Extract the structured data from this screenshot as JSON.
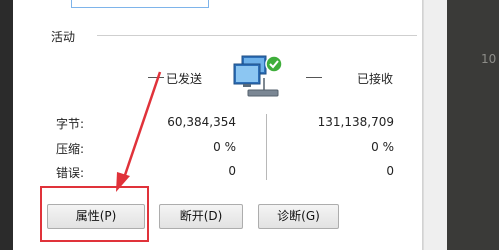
{
  "background": {
    "right_partial_text": "10"
  },
  "group": {
    "title": "活动"
  },
  "activity": {
    "sent_label": "已发送",
    "received_label": "已接收",
    "rows": [
      {
        "label": "字节:",
        "sent": "60,384,354",
        "received": "131,138,709"
      },
      {
        "label": "压缩:",
        "sent": "0 %",
        "received": "0 %"
      },
      {
        "label": "错误:",
        "sent": "0",
        "received": "0"
      }
    ]
  },
  "buttons": {
    "properties": "属性(P)",
    "disconnect": "断开(D)",
    "diagnose": "诊断(G)"
  },
  "icons": {
    "network": "network-computer-check-icon"
  },
  "colors": {
    "highlight": "#e0323a",
    "check": "#3fae3b"
  }
}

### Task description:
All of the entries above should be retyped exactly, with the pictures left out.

### Answer to the problem:
Extract the structured data from this screenshot as JSON.
{
  "background": {
    "right_partial_text": "10"
  },
  "group": {
    "title": "活动"
  },
  "activity": {
    "sent_label": "已发送",
    "received_label": "已接收",
    "rows": [
      {
        "label": "字节:",
        "sent": "60,384,354",
        "received": "131,138,709"
      },
      {
        "label": "压缩:",
        "sent": "0 %",
        "received": "0 %"
      },
      {
        "label": "错误:",
        "sent": "0",
        "received": "0"
      }
    ]
  },
  "buttons": {
    "properties": "属性(P)",
    "disconnect": "断开(D)",
    "diagnose": "诊断(G)"
  },
  "icons": {
    "network": "network-computer-check-icon"
  },
  "colors": {
    "highlight": "#e0323a",
    "check": "#3fae3b"
  }
}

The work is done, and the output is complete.